Page and application data records:
+---+

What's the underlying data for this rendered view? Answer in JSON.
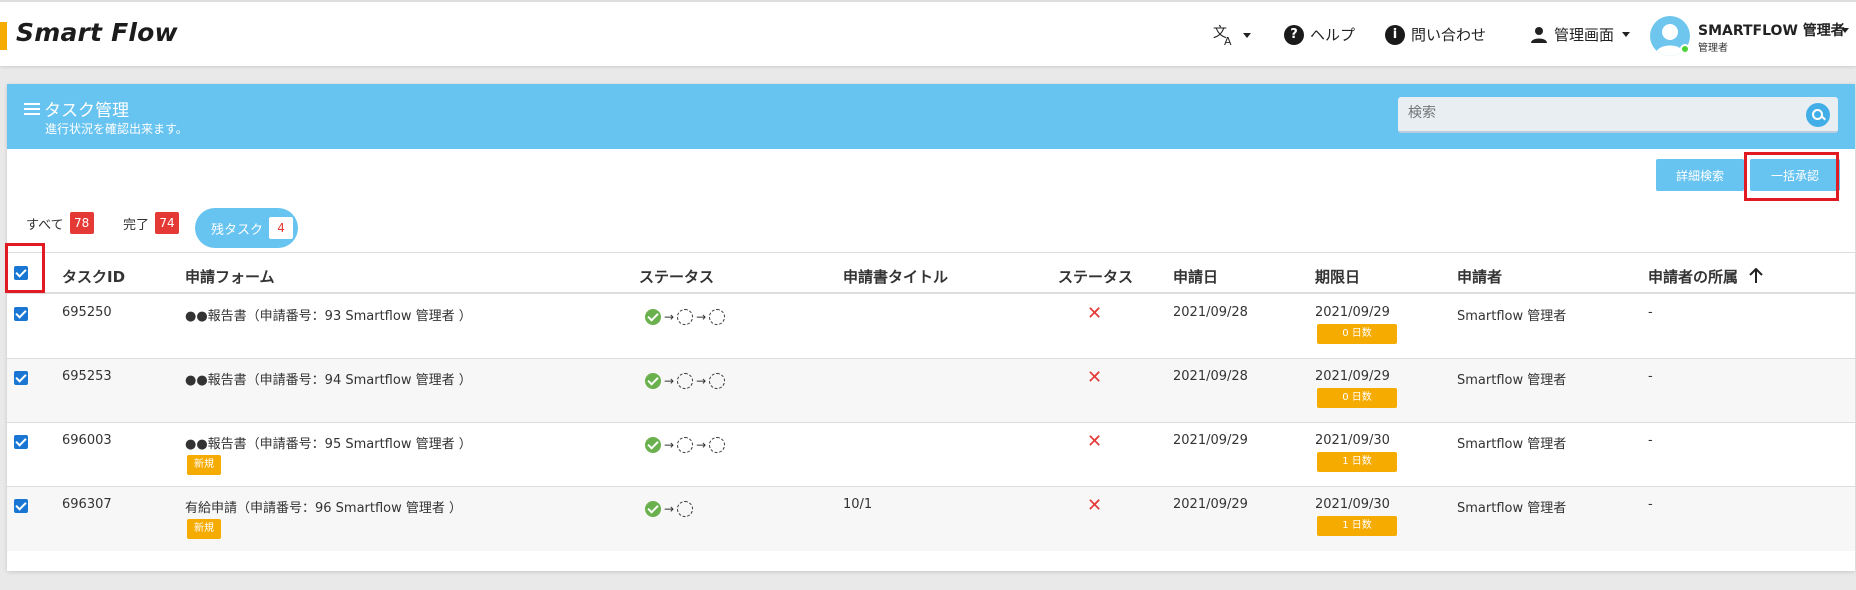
{
  "app": {
    "logo": "Smart Flow"
  },
  "nav": {
    "help_label": "ヘルプ",
    "contact_label": "問い合わせ",
    "admin_label": "管理画面",
    "user_name": "SMARTFLOW 管理者",
    "user_role": "管理者"
  },
  "page": {
    "title": "タスク管理",
    "subtitle": "進行状況を確認出来ます。",
    "search_placeholder": "検索",
    "detail_search_label": "詳細検索",
    "bulk_approve_label": "一括承認"
  },
  "tabs": [
    {
      "label": "すべて",
      "count": "78"
    },
    {
      "label": "完了",
      "count": "74"
    },
    {
      "label": "残タスク",
      "count": "4"
    }
  ],
  "table": {
    "headers": [
      "タスクID",
      "申請フォーム",
      "ステータス",
      "申請書タイトル",
      "ステータス",
      "申請日",
      "期限日",
      "申請者",
      "申請者の所属"
    ],
    "rows": [
      {
        "id": "695250",
        "form": "●●報告書（申請番号：93  Smartflow 管理者 ）",
        "tag": "",
        "title": "",
        "applied": "2021/09/28",
        "due": "2021/09/29",
        "days": "0 日数",
        "applicant": "Smartflow 管理者",
        "dept": "-"
      },
      {
        "id": "695253",
        "form": "●●報告書（申請番号：94  Smartflow 管理者 ）",
        "tag": "",
        "title": "",
        "applied": "2021/09/28",
        "due": "2021/09/29",
        "days": "0 日数",
        "applicant": "Smartflow 管理者",
        "dept": "-"
      },
      {
        "id": "696003",
        "form": "●●報告書（申請番号：95  Smartflow 管理者 ）",
        "tag": "新規",
        "title": "",
        "applied": "2021/09/29",
        "due": "2021/09/30",
        "days": "1 日数",
        "applicant": "Smartflow 管理者",
        "dept": "-"
      },
      {
        "id": "696307",
        "form": "有給申請（申請番号：96  Smartflow 管理者 ）",
        "tag": "新規",
        "title": "10/1",
        "applied": "2021/09/29",
        "due": "2021/09/30",
        "days": "1 日数",
        "applicant": "Smartflow 管理者",
        "dept": "-"
      }
    ]
  },
  "colors": {
    "accent": "#67c3f0",
    "badge_red": "#e53935",
    "tag_orange": "#f6ab00",
    "highlight": "#e01b24"
  }
}
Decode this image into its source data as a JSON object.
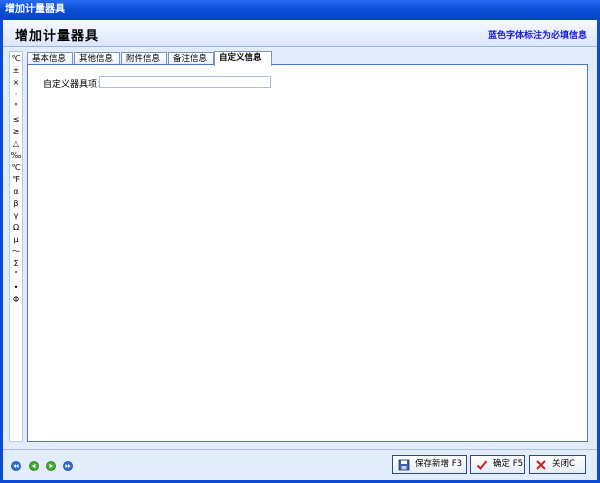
{
  "window": {
    "title": "增加计量器具"
  },
  "header": {
    "title": "增加计量器具",
    "note": "蓝色字体标注为必填信息"
  },
  "symbols": [
    "℃",
    "±",
    "×",
    "·",
    "°",
    "≤",
    "≥",
    "△",
    "‰",
    "℃",
    "℉",
    "α",
    "β",
    "γ",
    "Ω",
    "μ",
    "～",
    "Σ",
    "˚",
    "•",
    "Φ"
  ],
  "tabs": [
    {
      "label": "基本信息"
    },
    {
      "label": "其他信息"
    },
    {
      "label": "附件信息"
    },
    {
      "label": "备注信息"
    },
    {
      "label": "自定义信息",
      "active": true
    }
  ],
  "form": {
    "custom_field_label": "自定义器具项：",
    "custom_field_value": ""
  },
  "footer": {
    "nav": [
      "first-icon",
      "prev-icon",
      "next-icon",
      "last-icon"
    ],
    "buttons": {
      "save_new": "保存新增 F3",
      "confirm": "确定 F5",
      "close": "关闭C"
    }
  },
  "colors": {
    "title_bar": "#0a4fd8",
    "required_note": "#1a1ad8",
    "nav_green": "#3fae2a",
    "nav_blue": "#2c6fd6",
    "confirm_check": "#d02020",
    "close_x": "#d02020"
  }
}
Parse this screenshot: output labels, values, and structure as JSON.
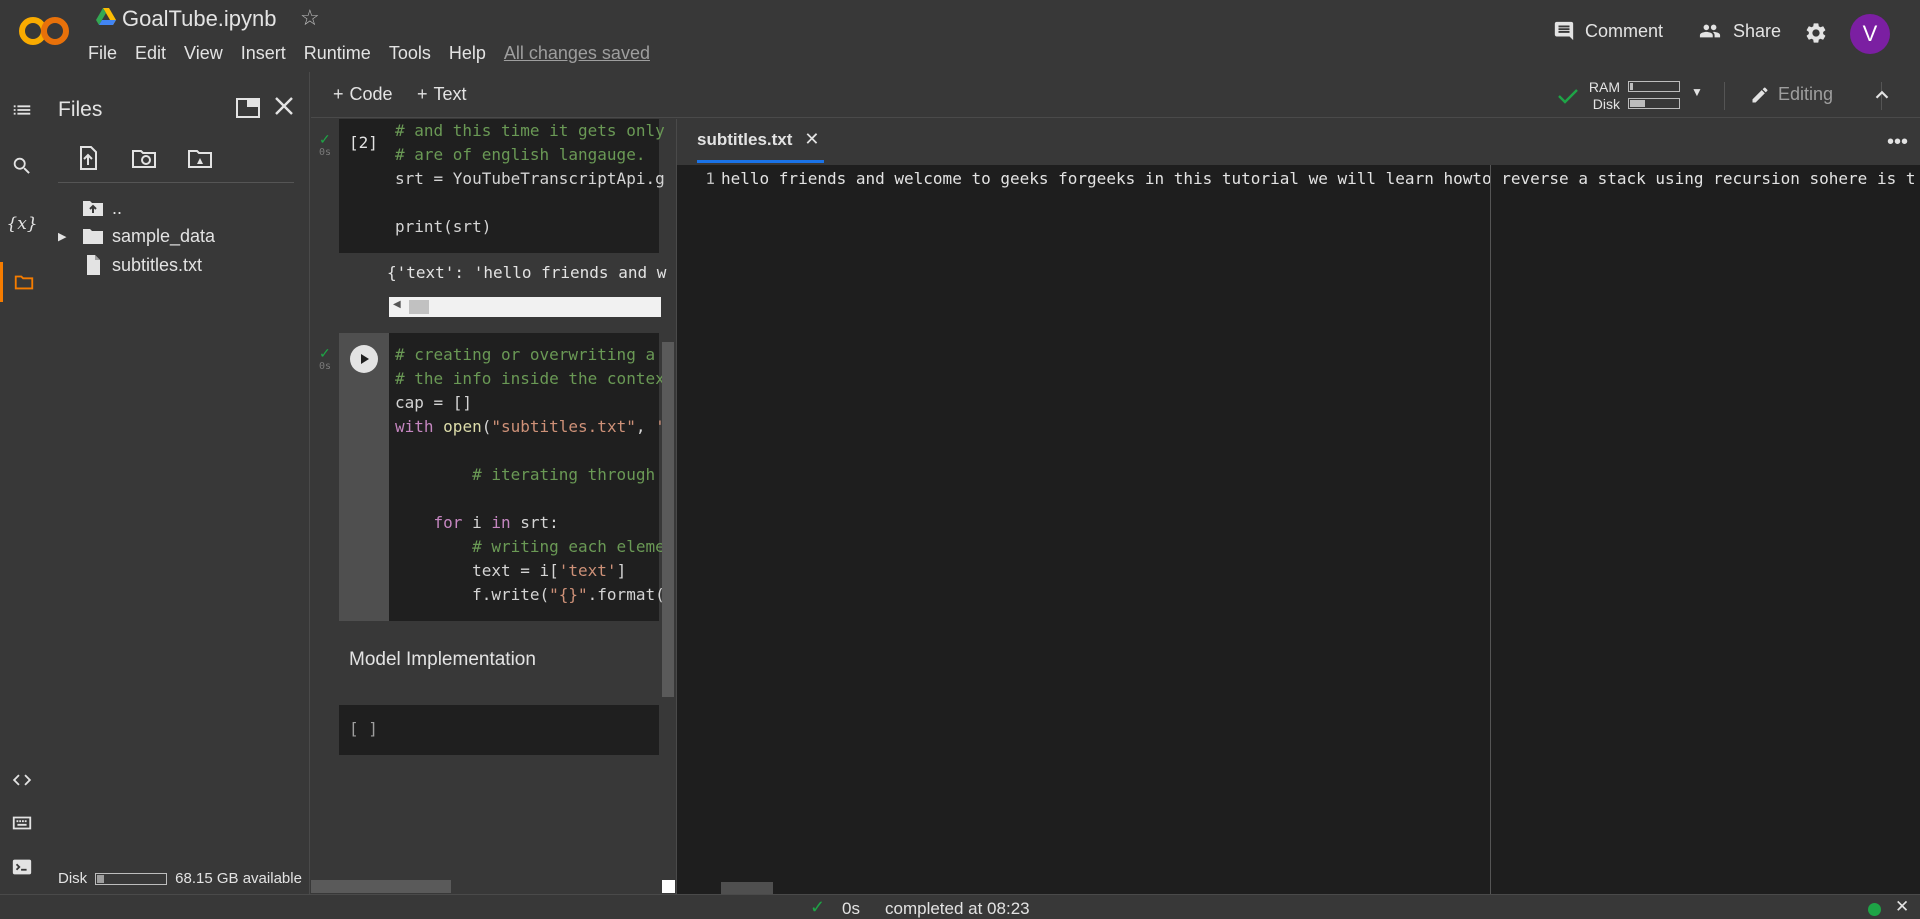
{
  "app": {
    "notebook_title": "GoalTube.ipynb",
    "menu": [
      "File",
      "Edit",
      "View",
      "Insert",
      "Runtime",
      "Tools",
      "Help"
    ],
    "save_status": "All changes saved",
    "comment_label": "Comment",
    "share_label": "Share",
    "avatar_letter": "V",
    "logo_text": "CO",
    "logo_color": "#f9ab00",
    "avatar_color": "#7b1fa2"
  },
  "files_panel": {
    "title": "Files",
    "tree": [
      {
        "name": "..",
        "type": "parent-folder"
      },
      {
        "name": "sample_data",
        "type": "folder"
      },
      {
        "name": "subtitles.txt",
        "type": "file"
      }
    ],
    "disk_label": "Disk",
    "disk_available": "68.15 GB available",
    "disk_used_fraction": 0.1
  },
  "toolbar": {
    "add_code": "Code",
    "add_text": "Text",
    "ram_label": "RAM",
    "disk_label": "Disk",
    "ram_fraction": 0.05,
    "disk_fraction": 0.3,
    "editing_label": "Editing"
  },
  "cells": {
    "cell1": {
      "exec_count": "[2]",
      "time": "0s",
      "lines": [
        "# and this time it gets only",
        "# are of english langauge.",
        "srt = YouTubeTranscriptApi.g",
        "",
        "print(srt)"
      ],
      "output": "{'text': 'hello friends and w"
    },
    "cell2": {
      "time": "0s",
      "lines": [
        "# creating or overwriting a",
        "# the info inside the contex",
        "cap = []",
        "with open(\"subtitles.txt\", '",
        "",
        "        # iterating through",
        "",
        "    for i in srt:",
        "        # writing each eleme",
        "        text = i['text']",
        "        f.write(\"{}\".format("
      ]
    },
    "text_cell": "Model Implementation",
    "empty_cell": "[ ]"
  },
  "editor": {
    "tab_label": "subtitles.txt",
    "line_number": "1",
    "line_text": "hello friends and welcome to geeks forgeeks in this tutorial we will learn howto reverse a stack using recursion sohere is th"
  },
  "statusbar": {
    "time": "0s",
    "message": "completed at 08:23",
    "indicator_color": "#1ea446"
  }
}
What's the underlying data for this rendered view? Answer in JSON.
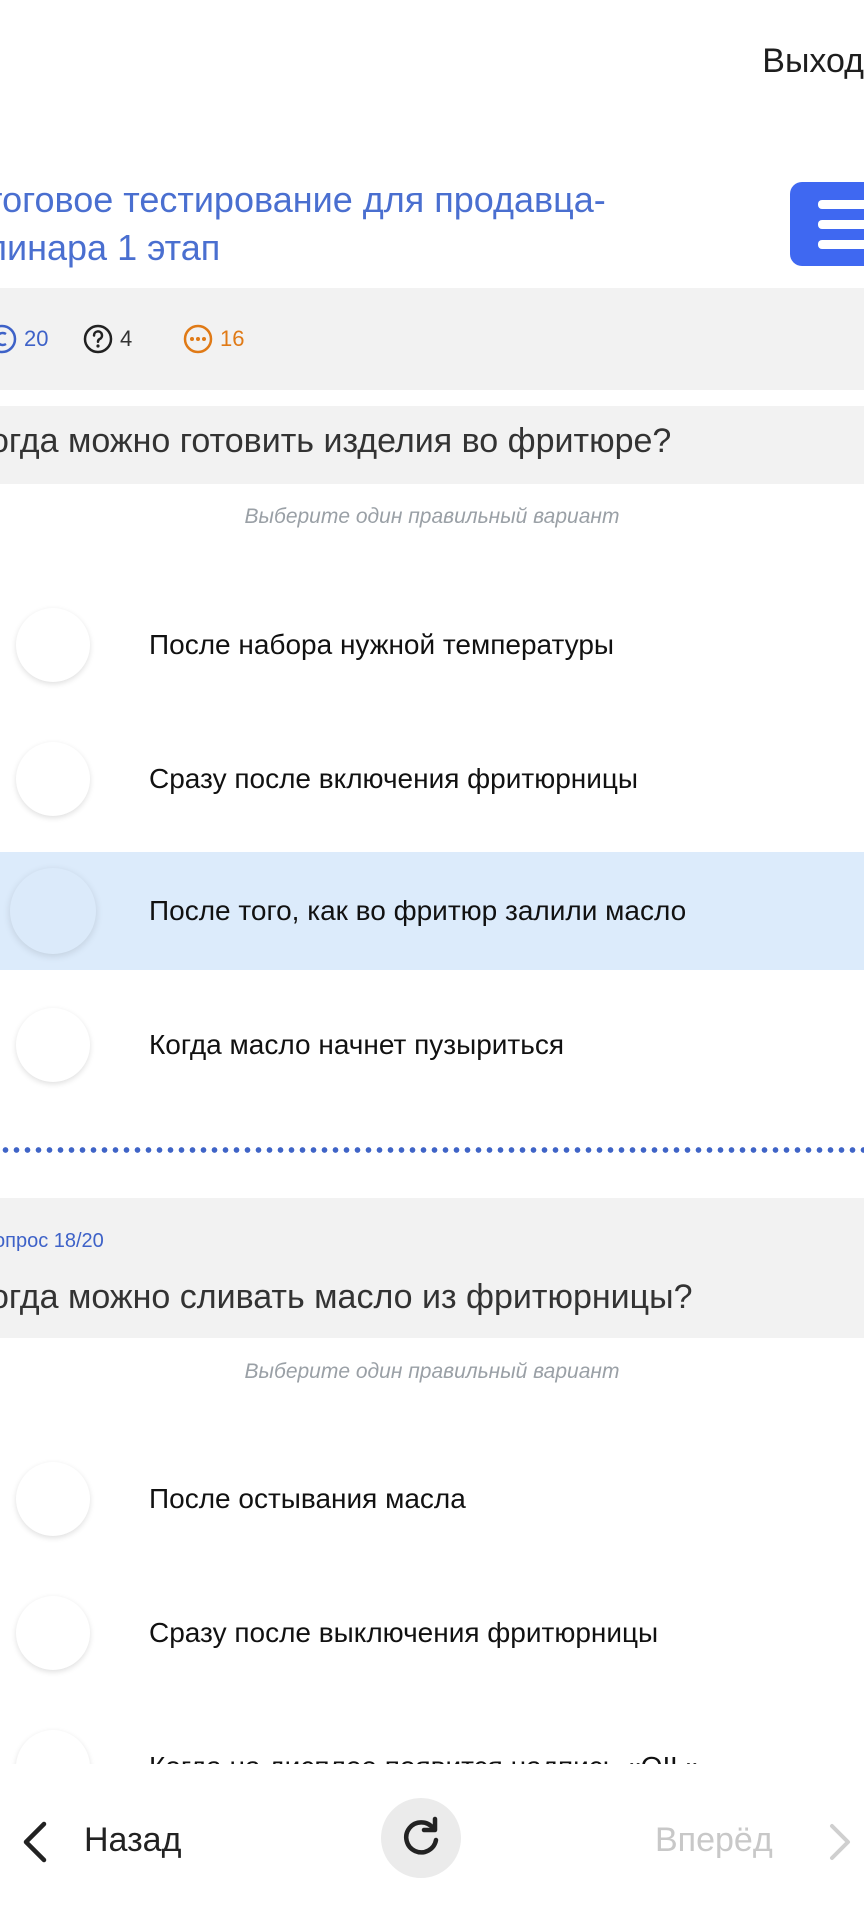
{
  "header": {
    "exit_label": "Выход",
    "title_line1": "тоговое тестирование для продавца-",
    "title_line2": "линара 1 этап"
  },
  "stats": {
    "answered": "20",
    "questions": "4",
    "remaining": "16",
    "colors": {
      "answered": "#3e62c8",
      "questions": "#333333",
      "remaining": "#e07a16"
    }
  },
  "question1": {
    "text": "огда можно готовить изделия во фритюре?",
    "hint": "Выберите один правильный вариант",
    "options": [
      {
        "label": "После набора нужной температуры"
      },
      {
        "label": "Сразу после включения фритюрницы"
      },
      {
        "label": "После того, как во фритюр залили масло"
      },
      {
        "label": "Когда масло начнет пузыриться"
      }
    ]
  },
  "question2": {
    "number": "опрос 18/20",
    "text": "огда можно сливать масло из фритюрницы?",
    "hint": "Выберите один правильный вариант",
    "options": [
      {
        "label": "После остывания масла"
      },
      {
        "label": "Сразу после выключения фритюрницы"
      },
      {
        "label": "Когда на дисплее появится надпись «OIL»"
      }
    ]
  },
  "nav": {
    "back_label": "Назад",
    "forward_label": "Вперёд"
  },
  "colors": {
    "accent": "#3f68f1",
    "selected": "#dcebfb"
  }
}
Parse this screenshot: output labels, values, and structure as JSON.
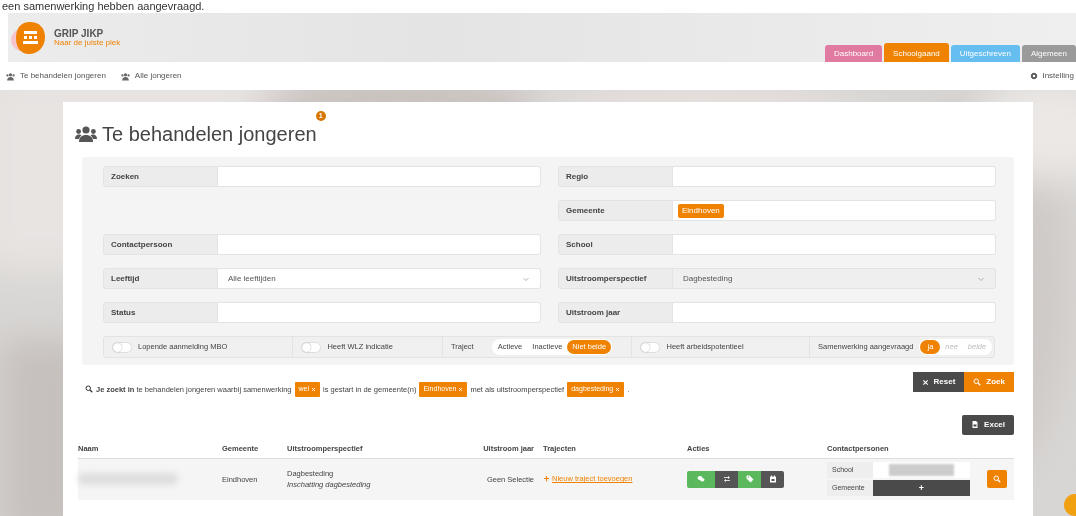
{
  "caption": "een samenwerking hebben aangevraagd.",
  "header": {
    "app_title": "GRIP JIKP",
    "tagline": "Naar de juiste plek",
    "tabs": [
      {
        "label": "Dashboard",
        "color": "#e07aa0",
        "selected": false
      },
      {
        "label": "Schoolgaand",
        "color": "#ef8200",
        "selected": true
      },
      {
        "label": "Uitgeschreven",
        "color": "#66bdf0",
        "selected": false
      },
      {
        "label": "Algemeen",
        "color": "#9a9a9a",
        "selected": false
      }
    ]
  },
  "nav": {
    "items": [
      {
        "label": "Te behandelen jongeren"
      },
      {
        "label": "Alle jongeren"
      }
    ],
    "settings": "Instelling"
  },
  "page": {
    "title": "Te behandelen jongeren",
    "badge": "1"
  },
  "filters": {
    "rows": [
      {
        "left": {
          "label": "Zoeken",
          "kind": "input"
        },
        "right": {
          "label": "Regio",
          "kind": "input"
        }
      },
      {
        "left": null,
        "right": {
          "label": "Gemeente",
          "kind": "tags",
          "tags": [
            "Eindhoven"
          ]
        }
      },
      {
        "left": {
          "label": "Contactpersoon",
          "kind": "input"
        },
        "right": {
          "label": "School",
          "kind": "input"
        }
      },
      {
        "left": {
          "label": "Leeftijd",
          "kind": "select",
          "value": "Alle leeftijden",
          "disabled": false
        },
        "right": {
          "label": "Uitstroomperspectief",
          "kind": "select",
          "value": "Dagbesteding",
          "disabled": true
        }
      },
      {
        "left": {
          "label": "Status",
          "kind": "input"
        },
        "right": {
          "label": "Uitstroom jaar",
          "kind": "input"
        }
      }
    ],
    "toggles": [
      {
        "kind": "switch",
        "label": "Lopende aanmelding MBO",
        "on": false
      },
      {
        "kind": "switch",
        "label": "Heeft WLZ indicatie",
        "on": false
      },
      {
        "kind": "segmented",
        "label": "Traject",
        "options": [
          {
            "label": "Actieve",
            "selected": false
          },
          {
            "label": "Inactieve",
            "selected": false
          },
          {
            "label": "Niet beide",
            "selected": true
          }
        ]
      },
      {
        "kind": "switch",
        "label": "Heeft arbeidspotentieel",
        "on": false
      },
      {
        "kind": "segmented",
        "label": "Samenwerking aangevraagd",
        "options": [
          {
            "label": "ja",
            "selected": true
          },
          {
            "label": "nee",
            "selected": false
          },
          {
            "label": "beide",
            "selected": false
          }
        ]
      }
    ]
  },
  "summary": [
    {
      "kind": "text",
      "text": "**Je zoekt in** te behandelen jongeren waarbij samenwerking"
    },
    {
      "kind": "chip",
      "text": "wel"
    },
    {
      "kind": "text",
      "text": "is gestart in de gemeente(n)"
    },
    {
      "kind": "chip",
      "text": "Eindhoven"
    },
    {
      "kind": "text",
      "text": "met als uitstroomperspectief"
    },
    {
      "kind": "chip",
      "text": "dagbesteding"
    },
    {
      "kind": "text",
      "text": "."
    }
  ],
  "buttons": {
    "reset": "Reset",
    "search": "Zoek",
    "excel": "Excel"
  },
  "table": {
    "columns": [
      "Naam",
      "Gemeente",
      "Uitstroomperspectief",
      "Uitstroom jaar",
      "Trajecten",
      "Acties",
      "Contactpersonen"
    ],
    "rows": [
      {
        "gemeente": "Eindhoven",
        "perspectief": "Dagbesteding",
        "perspectief_note": "Inschatting dagbesteding",
        "jaar": "Geen Selectie",
        "traject_link": "Nieuw traject toevoegen",
        "actions": [
          {
            "kind": "chat",
            "color": "#5cb85c"
          },
          {
            "kind": "swap",
            "color": "#555555"
          },
          {
            "kind": "tag",
            "color": "#5cb85c"
          },
          {
            "kind": "calendar",
            "color": "#555555"
          }
        ],
        "contacts": [
          {
            "role": "School",
            "kind": "blurred"
          },
          {
            "role": "Gemeente",
            "kind": "add",
            "action": "+"
          }
        ]
      }
    ]
  }
}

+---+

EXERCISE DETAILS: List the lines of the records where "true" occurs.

OUTPUT OF THE TASK:
      "active": true
        "selected": true
          "disabled": true
            "selected": true
            "selected": true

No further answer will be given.